FEA (FEM) comes under the umbrella of predictive engineering. I use FEA in my engineering role to predict how a design will react to stress and vibrations in the real world.
We can simulate a design, apply material properties and inspect the results to ensure that the design will behave as we would like in the real world.
This can save a lot of time and money manufacturing failing prototypes and increase the probability of getting designs right the first time.
To learn about the application of FEA, I highly recommend the book, “Building Better Products with Finite Element Analysis”.
What Are The Advantages Of FEM And FEA?
1. Faster Design Development

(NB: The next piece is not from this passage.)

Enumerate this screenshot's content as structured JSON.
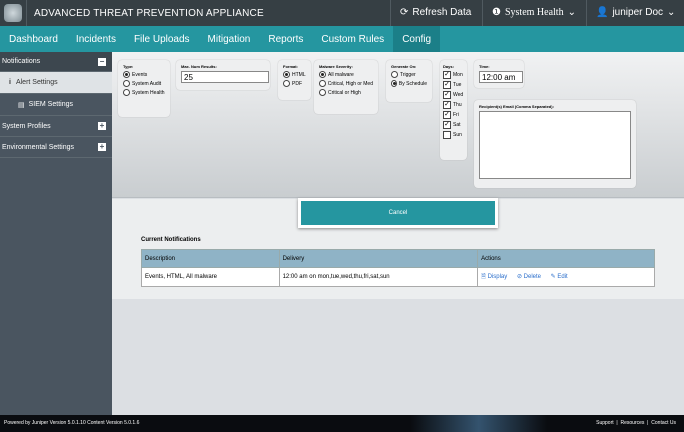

The primary advantage of FEM and FEA is that they allow engineers to analyse complex systems quickly and accurately. This can save significant amounts of time, money, and resources in the engineering process by reducing the need for physical testing or experimentation.
2. Provides Addition Information
FEM / FEA can provide detailed information about a system that would be difficult to determine through other means.
For example, it can show the complex stress response of a component, and highlight any weaknesses or problems before manufacturing.
3. Design Accuracy
FEM and FEA are highly versatile tools that can be used to analyse almost any type of physical system.
Depending on the skill of the simulation analyst, FEA / FEM can provide accurate results for a wide range of loading conditions, so engineers can get an accurate picture of how a structure or system will behave under different scenarios.
4. Cost Effective
Finally, computerised versions of FEM and FEA make it easy for engineers to perform complex analyses with minimal effort and cost.
Thousands of dollars can be saved in the product design lifecycle by using FEA /FEM, as designs can be tested in a virtual environment before making costly physical prototypes.
What Are The Different Types Of FEM?
FEM can be used for a wide variety of complex engineering problems, from structural problems to thermodynamic problems.
Here is a list of some of the different types of FEM
1. Linear Elastic Analysis
2. Nonlinear Analysis
3. Stability and Buckling Analysis
4. Contact Stress and Friction Analysis
5. Thermal Stress and Heat Transfer Analysis
6. Fluid Dynamics Analysis
7. Wave Propagation, Vibration, Acoustics, Sound Radiation & Absorption Simulation
8. Non-Linear Material Behaviour Simulation
9. Structural Optimization
10 Dynamic System Modelling
In conclusion, FEM and FEA are important analytical tools that can be used to analyse a variety of physical systems quickly and accurately. They provide detailed information about the behaviour of a system under different loading conditions and have many advantages over other methods of analysis.
By using the different types of FEM to analyse complex physical systems in a virtual environment, engineers can get an accurate picture of how their designs will behave under various loading conditions before committing resources to expensive prototyping or testing.
This makes it possible for product designers to optimise their designs with minimal effort and cost while ensuring maximum accuracy.
With these advantages in mind, it is clear why so many companies have adopted this technology as part of their engineering process. When applied correctly, FEM can solve complex engineering problems while saving money in the long term.